>>

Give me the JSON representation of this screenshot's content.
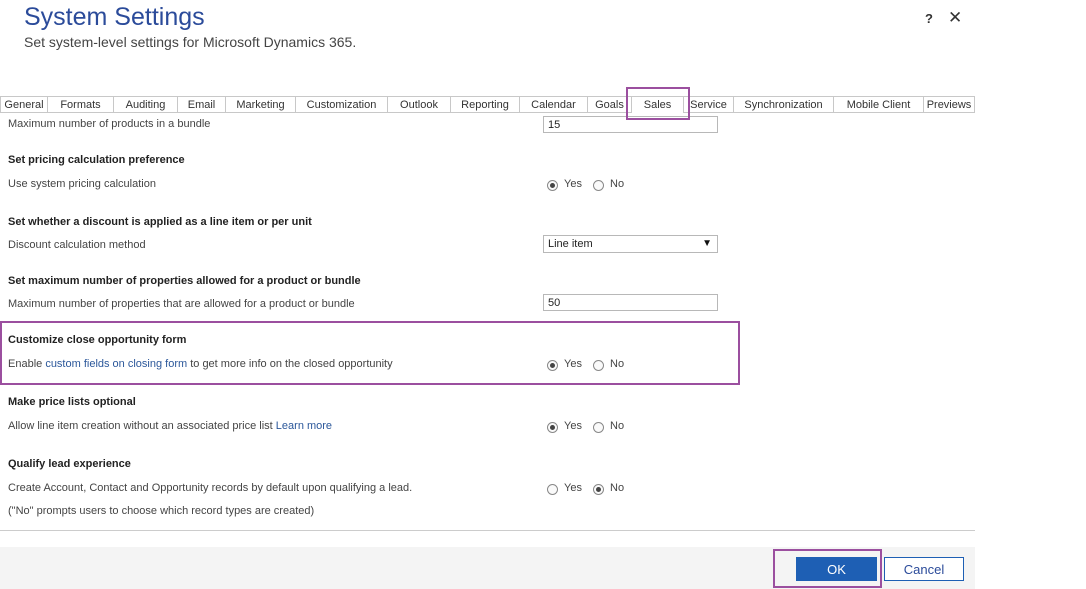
{
  "header": {
    "title": "System Settings",
    "subtitle": "Set system-level settings for Microsoft Dynamics 365.",
    "help": "?",
    "close": "✕"
  },
  "tabs": [
    {
      "label": "General"
    },
    {
      "label": "Formats"
    },
    {
      "label": "Auditing"
    },
    {
      "label": "Email"
    },
    {
      "label": "Marketing"
    },
    {
      "label": "Customization"
    },
    {
      "label": "Outlook"
    },
    {
      "label": "Reporting"
    },
    {
      "label": "Calendar"
    },
    {
      "label": "Goals"
    },
    {
      "label": "Sales",
      "active": true
    },
    {
      "label": "Service"
    },
    {
      "label": "Synchronization"
    },
    {
      "label": "Mobile Client"
    },
    {
      "label": "Previews"
    }
  ],
  "settings": {
    "bundle_products": {
      "label": "Maximum number of products in a bundle",
      "value": "15"
    },
    "pricing": {
      "title": "Set pricing calculation preference",
      "label": "Use system pricing calculation",
      "yes": "Yes",
      "no": "No",
      "selected": "Yes"
    },
    "discount": {
      "title": "Set whether a discount is applied as a line item or per unit",
      "label": "Discount calculation method",
      "value": "Line item"
    },
    "properties": {
      "title": "Set maximum number of properties allowed for a product or bundle",
      "label": "Maximum number of properties that are allowed for a product or bundle",
      "value": "50"
    },
    "close_opportunity": {
      "title": "Customize close opportunity form",
      "label_pre": "Enable ",
      "label_link": "custom fields on closing form",
      "label_post": " to get more info on the closed opportunity",
      "yes": "Yes",
      "no": "No",
      "selected": "Yes"
    },
    "price_lists": {
      "title": "Make price lists optional",
      "label_pre": "Allow line item creation without an associated price list ",
      "label_link": "Learn more",
      "yes": "Yes",
      "no": "No",
      "selected": "Yes"
    },
    "qualify_lead": {
      "title": "Qualify lead experience",
      "label": "Create Account, Contact and Opportunity records by default upon qualifying a lead.",
      "note": "(\"No\" prompts users to choose which record types are created)",
      "yes": "Yes",
      "no": "No",
      "selected": "No"
    }
  },
  "footer": {
    "ok": "OK",
    "cancel": "Cancel"
  },
  "colors": {
    "title": "#2b4b9a",
    "highlight": "#9b4f9f",
    "ok_button": "#1e5fb4",
    "link": "#2b579a"
  }
}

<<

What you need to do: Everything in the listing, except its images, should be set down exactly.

Solution to this problem:
Give me the JSON representation of this screenshot's content.
{
  "header": {
    "title": "System Settings",
    "subtitle": "Set system-level settings for Microsoft Dynamics 365.",
    "help": "?",
    "close": "✕"
  },
  "tabs": [
    {
      "label": "General"
    },
    {
      "label": "Formats"
    },
    {
      "label": "Auditing"
    },
    {
      "label": "Email"
    },
    {
      "label": "Marketing"
    },
    {
      "label": "Customization"
    },
    {
      "label": "Outlook"
    },
    {
      "label": "Reporting"
    },
    {
      "label": "Calendar"
    },
    {
      "label": "Goals"
    },
    {
      "label": "Sales",
      "active": true
    },
    {
      "label": "Service"
    },
    {
      "label": "Synchronization"
    },
    {
      "label": "Mobile Client"
    },
    {
      "label": "Previews"
    }
  ],
  "settings": {
    "bundle_products": {
      "label": "Maximum number of products in a bundle",
      "value": "15"
    },
    "pricing": {
      "title": "Set pricing calculation preference",
      "label": "Use system pricing calculation",
      "yes": "Yes",
      "no": "No",
      "selected": "Yes"
    },
    "discount": {
      "title": "Set whether a discount is applied as a line item or per unit",
      "label": "Discount calculation method",
      "value": "Line item"
    },
    "properties": {
      "title": "Set maximum number of properties allowed for a product or bundle",
      "label": "Maximum number of properties that are allowed for a product or bundle",
      "value": "50"
    },
    "close_opportunity": {
      "title": "Customize close opportunity form",
      "label_pre": "Enable ",
      "label_link": "custom fields on closing form",
      "label_post": " to get more info on the closed opportunity",
      "yes": "Yes",
      "no": "No",
      "selected": "Yes"
    },
    "price_lists": {
      "title": "Make price lists optional",
      "label_pre": "Allow line item creation without an associated price list ",
      "label_link": "Learn more",
      "yes": "Yes",
      "no": "No",
      "selected": "Yes"
    },
    "qualify_lead": {
      "title": "Qualify lead experience",
      "label": "Create Account, Contact and Opportunity records by default upon qualifying a lead.",
      "note": "(\"No\" prompts users to choose which record types are created)",
      "yes": "Yes",
      "no": "No",
      "selected": "No"
    }
  },
  "footer": {
    "ok": "OK",
    "cancel": "Cancel"
  },
  "colors": {
    "title": "#2b4b9a",
    "highlight": "#9b4f9f",
    "ok_button": "#1e5fb4",
    "link": "#2b579a"
  }
}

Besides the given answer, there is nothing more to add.